Aguilar averaged just over six points and six rebounds per game, but his role for the Giants basketball team was also one of leadership and toughness. Aguilar scored just three points against 3A No. 1 Delta in the regional championship, but his 11 rebounds, four steals and tough interior defense was instrumental in handing the Eagles their first loss of the season and propelling the Giants into the final four.

“The mental toughness, the example he set on and off the court,” said James Blackmon, Marion’s basketball coach of Aguilar. “He gave 100 percent every single game and he brought that mental toughness to our team.

“It helped when you’ve got a young team and you’ve got seniors setting the example,” Blackmon added. “Our young guys really looked up to him.”

Aguilar appeared in 20 of the Giants’ 30 baseball games and started all three of the sectional contests. His diving catch along the right field line in the fifth inning against Norwell preserved a shutout and helped propel Marion to its first sectional win since 2008.

“He was one that would never complain about anything,” first-year Marion baseball coach Mark Fagan said. “If he was in the lineup he was fine with it, if he wasn’t in the lineup he was good. That’s a big part, especially when you’re trying to keep 15 kids happy. For him to come into the dugout everyday and be positive, whether he was going to play or not, that was a big help for us.”

Aguilar’s next phase of life will soon begin as he takes his talent on the football field to the University of Indianapolis. On the field he’s got pretty a pretty simple goal.

“I want to find a spot as soon as possible. I want to get a spot and be secured,” Aguilar said. “I just want to do what I can to support the team.

“I want to continue want to their winning legacy and build upon that and hopefully get a championship,” he continued. “That’s the ultimate goal, at least in my opinion.”

While he has dreams of playing beyond college, first and foremost earning a degree in engineering will be Aguilar’s top priority. He’s still unsure what type of engineering he wants to study, but is leaning toward either mechanical or electrical.

“I know mechanical you have to get down and get your hands dirty and I’m that type of person,” he said. “I am more of hands on, but then I do enjoy all of the technological advances in the world. I feel like the electrical base would interesting too to see what development is to come.

“The idea of being able to create something and using your imagination to impact the world. I feel like that’s what we remain on this Earth to do,” Aguilar added.

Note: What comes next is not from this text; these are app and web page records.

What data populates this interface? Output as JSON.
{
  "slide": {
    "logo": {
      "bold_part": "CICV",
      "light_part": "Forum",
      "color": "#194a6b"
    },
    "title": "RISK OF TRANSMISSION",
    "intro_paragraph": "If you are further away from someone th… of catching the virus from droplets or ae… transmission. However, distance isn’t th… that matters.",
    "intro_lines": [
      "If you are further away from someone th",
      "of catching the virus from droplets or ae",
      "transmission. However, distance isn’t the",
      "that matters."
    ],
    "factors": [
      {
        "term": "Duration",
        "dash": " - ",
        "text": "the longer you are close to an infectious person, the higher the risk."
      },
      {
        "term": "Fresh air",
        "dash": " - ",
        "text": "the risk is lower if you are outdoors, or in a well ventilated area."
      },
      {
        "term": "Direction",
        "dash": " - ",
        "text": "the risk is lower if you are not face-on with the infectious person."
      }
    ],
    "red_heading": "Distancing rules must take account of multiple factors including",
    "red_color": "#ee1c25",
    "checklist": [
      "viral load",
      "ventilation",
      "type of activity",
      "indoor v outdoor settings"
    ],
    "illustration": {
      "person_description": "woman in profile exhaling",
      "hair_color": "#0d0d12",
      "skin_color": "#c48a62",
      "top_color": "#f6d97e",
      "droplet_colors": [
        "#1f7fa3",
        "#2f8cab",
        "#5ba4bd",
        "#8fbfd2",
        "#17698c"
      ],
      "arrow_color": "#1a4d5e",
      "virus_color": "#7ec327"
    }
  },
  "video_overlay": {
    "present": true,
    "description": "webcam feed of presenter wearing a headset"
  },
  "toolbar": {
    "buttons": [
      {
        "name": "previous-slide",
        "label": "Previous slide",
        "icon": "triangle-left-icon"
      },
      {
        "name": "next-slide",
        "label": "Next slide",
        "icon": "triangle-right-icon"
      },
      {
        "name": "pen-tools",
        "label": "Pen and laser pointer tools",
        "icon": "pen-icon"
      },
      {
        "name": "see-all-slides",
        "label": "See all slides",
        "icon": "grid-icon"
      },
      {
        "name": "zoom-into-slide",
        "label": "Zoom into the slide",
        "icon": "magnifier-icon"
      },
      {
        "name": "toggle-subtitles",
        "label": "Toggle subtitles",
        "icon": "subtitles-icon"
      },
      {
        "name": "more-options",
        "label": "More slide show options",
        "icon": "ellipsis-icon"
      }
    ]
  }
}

When asked what the he’ll take away most from his senior year, Aguilar’s answer wasn’t all that suprising.

“Just the relationships I had with the teams,” he said. “We all bonded in a unique way and I feel like without that chemistry, you know, we wouldn’t have been able to get as far.

“It sucks we didn’t make it all the way but it is memories that last forever.”